The authors manage to make themselves look pretty smart in the book, by poking holes in practically all the existing theories. That is not unreasonable - the authors are obviously pretty smart people - but I found it a little grating. From time to time, I noticed that the criticised theories were getting bent out of shape a little - in ways which helped to give the authors some corrective work to do.

The book is very broad and ambitious in scope. Alas, that means it inevitably lacks depth. I would have much preferred a book about the topic covered in the last three chapters. Having said that, several of the other chapters were mostly high-quality entertaining content containing material which I was less familiar with - so I learned more from them.
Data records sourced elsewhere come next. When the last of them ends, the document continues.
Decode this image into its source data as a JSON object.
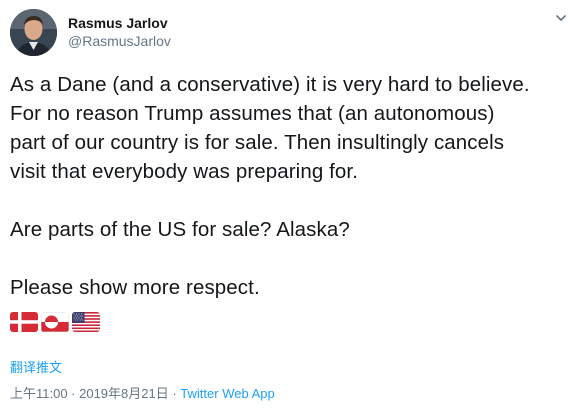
{
  "author": {
    "display_name": "Rasmus Jarlov",
    "handle": "@RasmusJarlov",
    "avatar_icon": "avatar-photo"
  },
  "tweet": {
    "text": "As a Dane (and a conservative) it is very hard to believe.\nFor no reason Trump assumes that (an autonomous)\npart of our country is for sale. Then insultingly cancels\nvisit that everybody was preparing for.\n\nAre parts of the US for sale? Alaska?\n\nPlease show more respect.",
    "flags": [
      "denmark-flag-emoji",
      "greenland-flag-emoji",
      "united-states-flag-emoji"
    ]
  },
  "translate_label": "翻译推文",
  "timestamp": "上午11:00 · 2019年8月21日",
  "separator": " · ",
  "source": "Twitter Web App",
  "colors": {
    "link": "#1da1f2",
    "secondary": "#657786",
    "text": "#14171a"
  }
}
Anyway, overall a great book, I expect that most readers will learn a considerable amount of interesting things about how evolution applies and has been applied to humans from it.
I held a professional development seminar for high school science teachers about the topic of human evolution. I elected to have the teachers read this book for discussion during the seminar. We had an excellent discussion and found this book a great framework to build discussion around. I feel it was pitched at the right level for a science-experienced but not necessarily science-expert audience and was provocative enough to keep us talking for two days.
Not in this field but really good introduction to the topic and easy read! Would recommend to get a general overview.
Deodorant for your language
Sense and Nonsense is a clear, lucid explication of the current landscape of the research on how evolutionary theories are applied to the social sciences. By their own admission often oversimplifying for clarity's sake, they break down the different ways in which evolutionary ideas are used in the social sciences into four categories--human behaiourial ecology, evolutionary psychology, memetics and gene-culture coevolution--and show how these descended, with modification, from sociobiology, and from Darwinian evolution itself.
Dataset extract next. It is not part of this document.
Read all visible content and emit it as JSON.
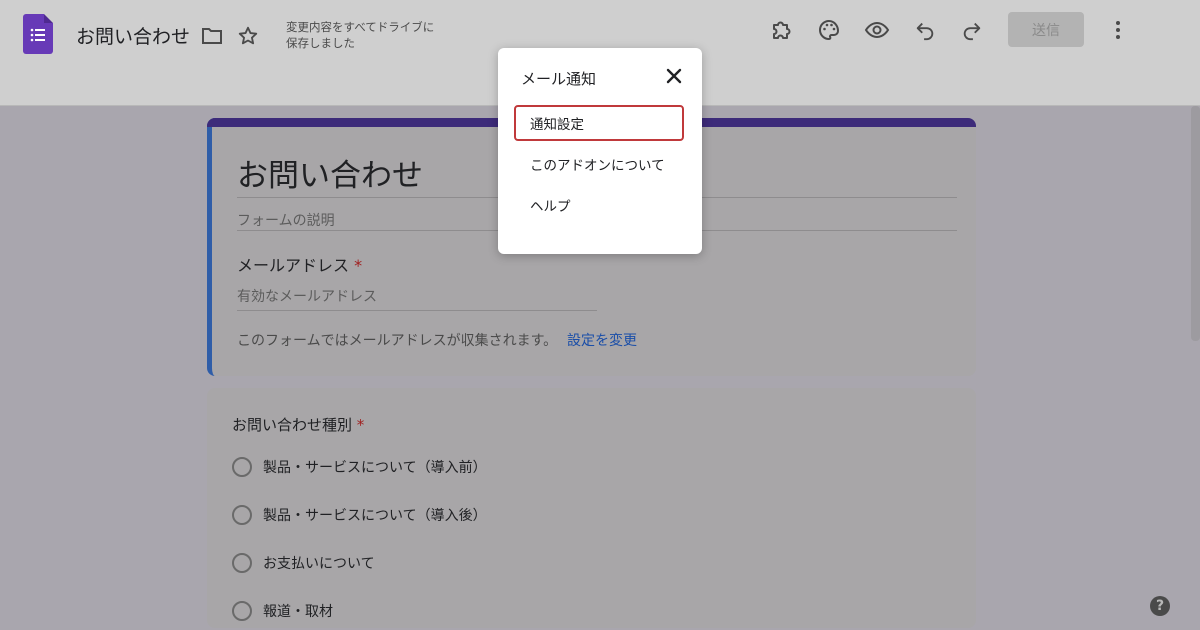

The book clearly and succinctly describes the methodologies and underlying assumptions that define each approach, and no less clearly do they identify their perceptions of the relevant strengths and weaknesses of the various approaches. Although, as another reviewer states, it might be more interesting in a dramatic sense to see them take a more polemical position, it is difficult to argue with them that each of the approaches has its merits and defects, and that, in a new religion, as it were, no one is served by internecine warfare.

I have two reservations, however. My first is something between a quibble and a small problem: Laland uses primarily gene-culture coevolution models himself, and although he is generally balanced in his assessments, one cannot but come out of the book feeling that gene-culture coevolution is first among equals in the authors' minds. They don't hide their sympathies, exactly, but if you don't know of them up front, you have to be paying pretty close attention to find them out.

My second concern has to do with audience. Whom is supposed to read this? If it is directed toward people in the field (that is, people who apply evolutionary models to the social sciences), another commenter is spot on in saying that it is written at too simple a level. If it is directed toward hostile social scientists who think the whole idea of evolutionary study of the social sciences to be debased, or worse, it isn't going to reach them; the book does not duck the fact that social scientists in general despise evolutionary models, but it makes no real effort to respond to those criticisms directly. As an introduction to the subject to someone outside the field entirely, it suits reasonably well. The authors say in the preface that they are going after all these audiences, but I don't think the same book can do all those things well; they would have been better to narrow down whom they were really speaking to.
Sense and Nonsense: Evolutionary Perspectives on Human Behaviour download epub
Psychology & Counseling
Author: Gillian Brown,Kevin N. Laland
ISBN: 0198508840
Category: Health, Fitness & Dieting
Subcategory: Psychology & Counseling
Language: English
Publisher: Oxford University Press; 1 edition (June 20, 2002)
Pages: 384 pages